Interface dataset entries:
/---

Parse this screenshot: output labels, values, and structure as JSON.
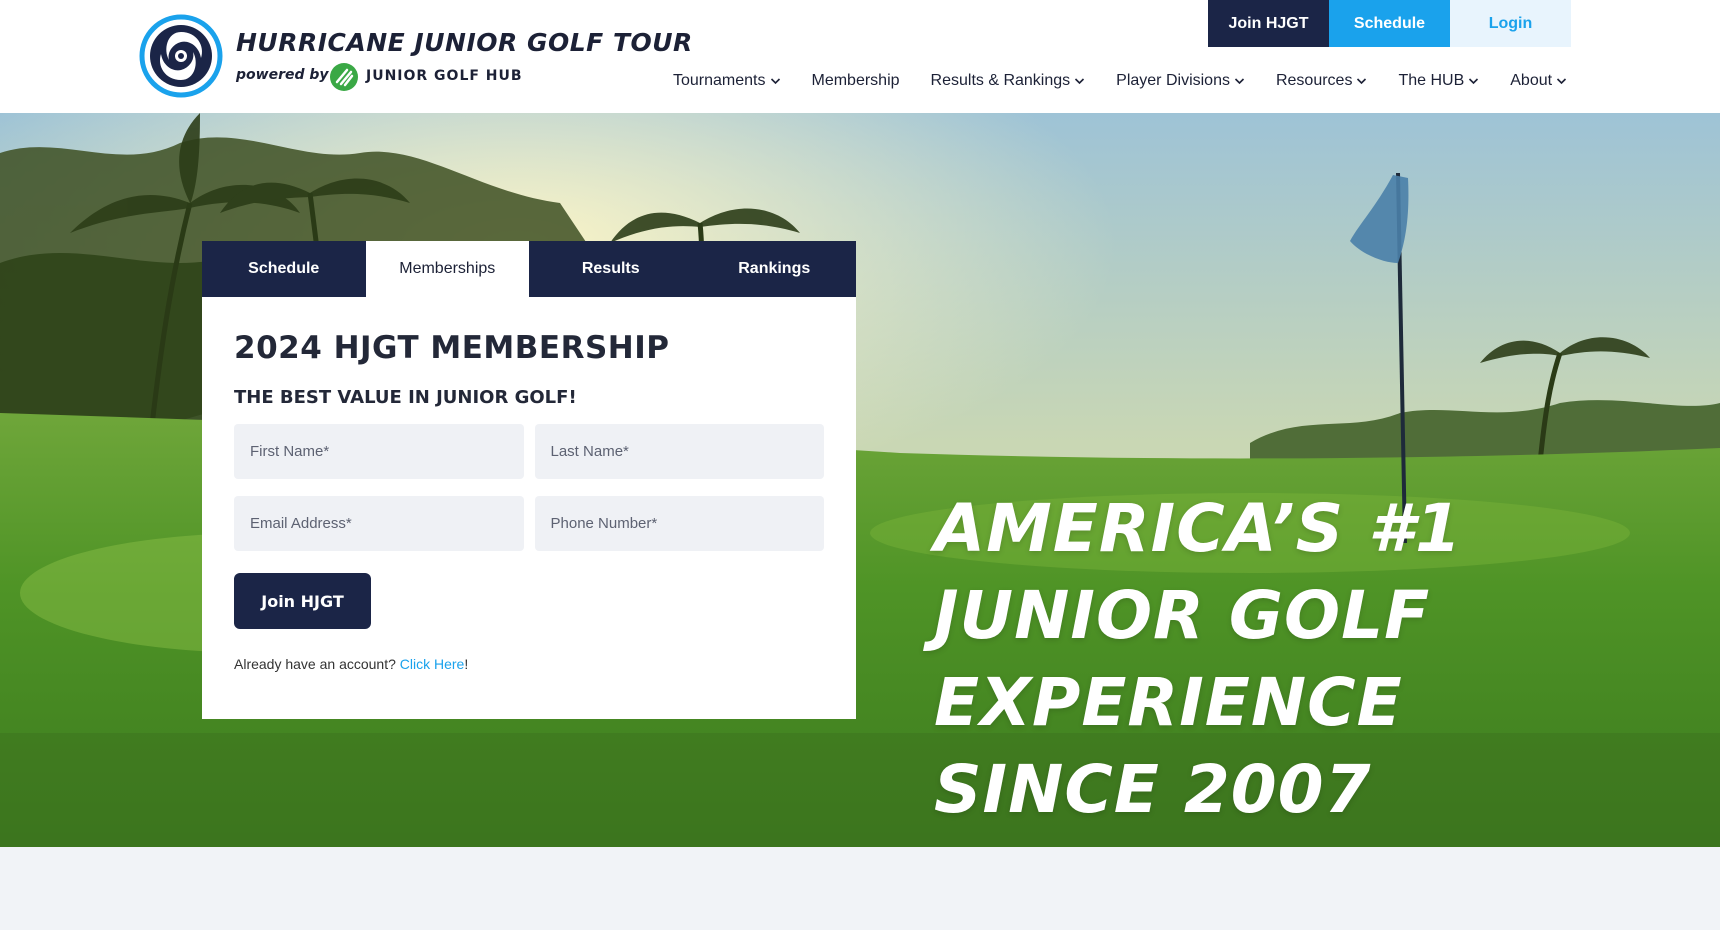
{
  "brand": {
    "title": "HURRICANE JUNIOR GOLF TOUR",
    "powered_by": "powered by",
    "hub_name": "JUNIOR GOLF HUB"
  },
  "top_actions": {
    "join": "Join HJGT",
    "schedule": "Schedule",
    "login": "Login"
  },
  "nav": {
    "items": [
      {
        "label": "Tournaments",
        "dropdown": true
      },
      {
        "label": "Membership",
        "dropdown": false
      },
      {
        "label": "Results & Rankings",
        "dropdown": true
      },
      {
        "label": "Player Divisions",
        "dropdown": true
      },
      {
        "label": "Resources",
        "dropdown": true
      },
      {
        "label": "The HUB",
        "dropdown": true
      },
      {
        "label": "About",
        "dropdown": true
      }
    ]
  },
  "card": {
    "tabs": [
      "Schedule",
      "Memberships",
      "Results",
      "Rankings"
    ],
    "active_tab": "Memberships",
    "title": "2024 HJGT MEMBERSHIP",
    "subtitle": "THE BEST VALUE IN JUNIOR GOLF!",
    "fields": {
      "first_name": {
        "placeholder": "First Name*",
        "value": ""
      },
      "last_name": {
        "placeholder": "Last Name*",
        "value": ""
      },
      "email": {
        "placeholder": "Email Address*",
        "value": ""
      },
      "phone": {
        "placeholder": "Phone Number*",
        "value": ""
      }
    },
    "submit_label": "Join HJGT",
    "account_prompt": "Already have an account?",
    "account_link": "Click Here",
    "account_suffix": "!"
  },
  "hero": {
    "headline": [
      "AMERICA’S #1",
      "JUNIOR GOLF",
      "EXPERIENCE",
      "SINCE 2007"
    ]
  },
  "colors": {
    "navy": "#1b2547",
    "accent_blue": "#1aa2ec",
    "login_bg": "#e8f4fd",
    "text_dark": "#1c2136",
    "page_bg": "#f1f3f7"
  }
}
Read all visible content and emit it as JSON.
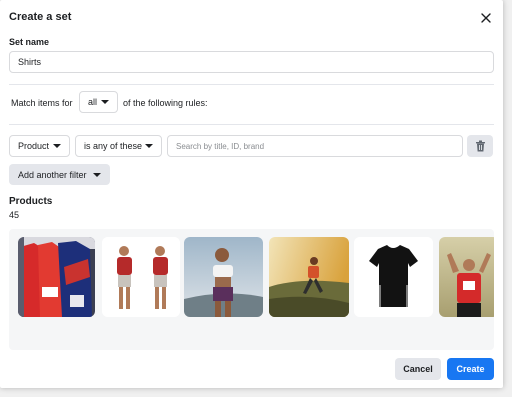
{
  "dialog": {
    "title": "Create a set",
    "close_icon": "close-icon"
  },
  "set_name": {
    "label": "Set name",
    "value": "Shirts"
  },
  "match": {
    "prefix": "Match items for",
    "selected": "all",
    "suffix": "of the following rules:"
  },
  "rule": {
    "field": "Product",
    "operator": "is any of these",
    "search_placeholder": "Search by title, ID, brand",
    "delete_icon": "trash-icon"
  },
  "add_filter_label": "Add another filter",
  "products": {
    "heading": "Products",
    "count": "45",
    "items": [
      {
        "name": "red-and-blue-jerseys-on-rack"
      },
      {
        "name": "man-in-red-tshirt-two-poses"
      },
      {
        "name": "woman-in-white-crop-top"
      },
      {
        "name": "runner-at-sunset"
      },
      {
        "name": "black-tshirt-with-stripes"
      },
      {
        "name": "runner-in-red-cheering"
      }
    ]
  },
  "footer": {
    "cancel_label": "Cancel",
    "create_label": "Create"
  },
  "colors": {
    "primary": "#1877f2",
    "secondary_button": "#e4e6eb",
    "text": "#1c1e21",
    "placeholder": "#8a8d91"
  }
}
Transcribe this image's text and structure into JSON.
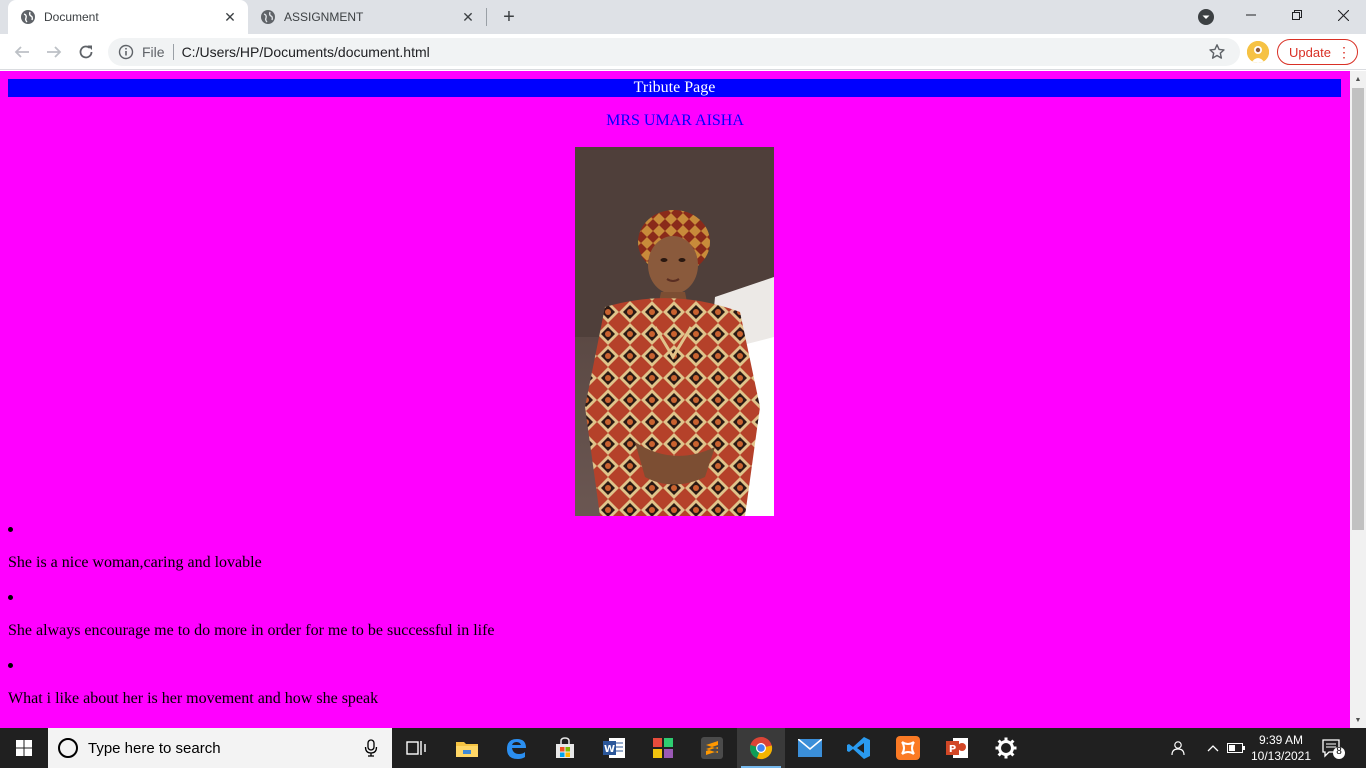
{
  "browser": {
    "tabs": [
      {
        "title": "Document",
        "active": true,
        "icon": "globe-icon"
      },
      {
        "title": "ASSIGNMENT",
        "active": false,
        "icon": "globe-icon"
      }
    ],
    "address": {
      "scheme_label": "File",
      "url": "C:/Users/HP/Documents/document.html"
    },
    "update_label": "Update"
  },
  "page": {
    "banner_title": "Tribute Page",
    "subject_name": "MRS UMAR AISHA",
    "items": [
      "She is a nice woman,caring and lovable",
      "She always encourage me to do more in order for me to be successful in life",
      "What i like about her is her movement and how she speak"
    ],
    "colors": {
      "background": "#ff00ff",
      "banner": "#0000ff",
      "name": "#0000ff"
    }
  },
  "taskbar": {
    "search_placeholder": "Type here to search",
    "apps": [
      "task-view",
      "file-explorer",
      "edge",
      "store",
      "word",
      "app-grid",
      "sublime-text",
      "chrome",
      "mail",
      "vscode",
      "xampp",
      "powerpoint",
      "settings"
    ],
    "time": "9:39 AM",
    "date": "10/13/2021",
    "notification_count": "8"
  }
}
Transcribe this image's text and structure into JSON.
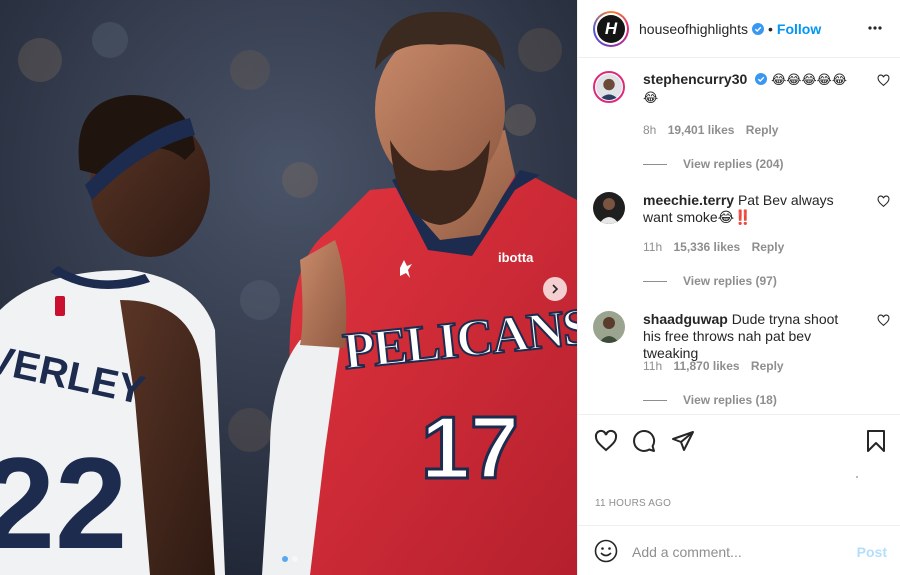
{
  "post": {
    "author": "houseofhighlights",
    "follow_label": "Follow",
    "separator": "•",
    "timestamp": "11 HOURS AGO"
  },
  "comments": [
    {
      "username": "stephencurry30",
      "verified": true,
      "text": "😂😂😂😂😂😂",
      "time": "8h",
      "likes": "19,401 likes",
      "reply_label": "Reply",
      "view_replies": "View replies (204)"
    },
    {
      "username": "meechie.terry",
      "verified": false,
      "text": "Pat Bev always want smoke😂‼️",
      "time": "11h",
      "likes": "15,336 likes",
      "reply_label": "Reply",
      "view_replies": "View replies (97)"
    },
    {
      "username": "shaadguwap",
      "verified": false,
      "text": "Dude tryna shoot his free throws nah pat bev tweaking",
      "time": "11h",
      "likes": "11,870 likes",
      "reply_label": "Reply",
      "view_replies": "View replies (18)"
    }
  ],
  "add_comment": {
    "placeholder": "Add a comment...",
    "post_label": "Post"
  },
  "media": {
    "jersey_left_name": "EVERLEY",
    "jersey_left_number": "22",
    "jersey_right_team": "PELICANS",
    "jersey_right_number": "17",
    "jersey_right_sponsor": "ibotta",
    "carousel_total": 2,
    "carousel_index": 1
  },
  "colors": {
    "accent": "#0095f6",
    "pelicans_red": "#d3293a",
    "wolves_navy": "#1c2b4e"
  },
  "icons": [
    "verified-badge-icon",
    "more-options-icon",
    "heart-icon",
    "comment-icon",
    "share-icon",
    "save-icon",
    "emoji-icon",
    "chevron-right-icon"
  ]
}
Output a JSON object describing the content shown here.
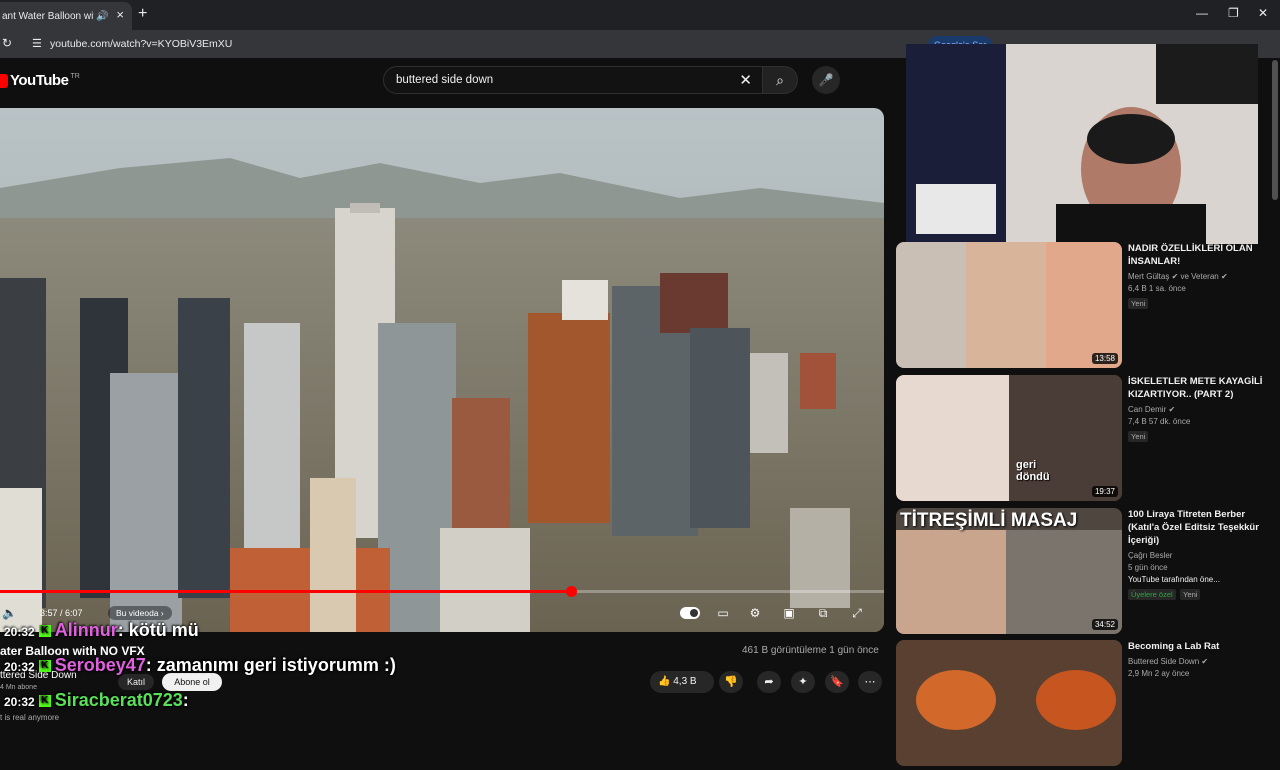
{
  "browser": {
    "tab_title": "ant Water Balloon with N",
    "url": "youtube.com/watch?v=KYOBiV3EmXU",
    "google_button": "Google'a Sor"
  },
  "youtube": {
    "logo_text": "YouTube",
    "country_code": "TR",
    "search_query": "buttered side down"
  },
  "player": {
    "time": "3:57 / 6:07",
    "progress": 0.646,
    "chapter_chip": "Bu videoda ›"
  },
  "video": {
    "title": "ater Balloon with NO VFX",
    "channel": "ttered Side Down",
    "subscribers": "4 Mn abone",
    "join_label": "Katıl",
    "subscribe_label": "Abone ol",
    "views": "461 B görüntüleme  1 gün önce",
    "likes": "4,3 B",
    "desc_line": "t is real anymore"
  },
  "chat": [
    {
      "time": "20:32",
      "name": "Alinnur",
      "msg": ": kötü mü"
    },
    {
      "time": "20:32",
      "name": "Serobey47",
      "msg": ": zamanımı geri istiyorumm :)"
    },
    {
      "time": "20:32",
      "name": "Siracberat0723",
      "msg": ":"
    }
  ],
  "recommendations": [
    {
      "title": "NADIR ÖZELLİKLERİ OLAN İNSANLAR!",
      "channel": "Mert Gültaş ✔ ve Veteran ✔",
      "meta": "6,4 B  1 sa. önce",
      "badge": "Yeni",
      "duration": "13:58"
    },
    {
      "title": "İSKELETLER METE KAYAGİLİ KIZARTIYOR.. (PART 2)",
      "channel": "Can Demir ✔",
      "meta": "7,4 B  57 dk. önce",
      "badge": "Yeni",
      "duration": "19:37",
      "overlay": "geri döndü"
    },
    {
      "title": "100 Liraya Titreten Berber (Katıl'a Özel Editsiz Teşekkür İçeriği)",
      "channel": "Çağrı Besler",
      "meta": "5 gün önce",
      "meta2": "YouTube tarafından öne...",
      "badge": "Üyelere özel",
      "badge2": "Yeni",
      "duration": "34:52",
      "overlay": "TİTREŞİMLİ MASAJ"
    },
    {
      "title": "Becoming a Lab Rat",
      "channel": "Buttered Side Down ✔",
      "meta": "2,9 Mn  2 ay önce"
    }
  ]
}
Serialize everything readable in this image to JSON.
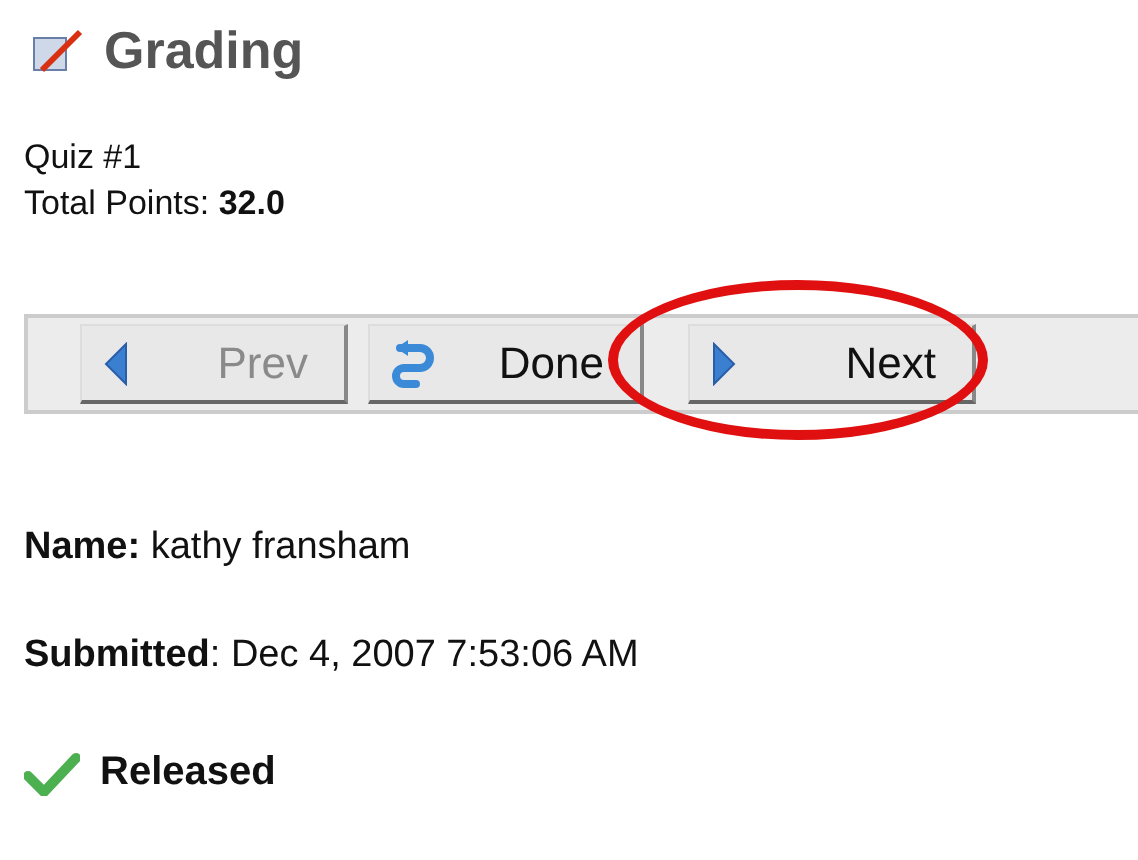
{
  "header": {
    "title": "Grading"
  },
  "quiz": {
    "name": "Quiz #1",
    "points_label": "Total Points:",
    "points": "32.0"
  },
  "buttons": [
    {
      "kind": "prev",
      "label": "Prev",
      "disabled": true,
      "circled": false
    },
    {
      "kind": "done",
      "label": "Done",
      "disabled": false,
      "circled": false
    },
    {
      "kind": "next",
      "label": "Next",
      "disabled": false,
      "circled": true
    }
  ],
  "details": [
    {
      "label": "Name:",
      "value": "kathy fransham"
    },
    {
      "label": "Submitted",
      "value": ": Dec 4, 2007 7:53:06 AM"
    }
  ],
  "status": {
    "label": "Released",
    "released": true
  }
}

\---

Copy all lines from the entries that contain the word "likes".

      "likes": "19,401 likes",
      "likes": "15,336 likes",
      "likes": "11,870 likes",
    "likes": "4,3 B",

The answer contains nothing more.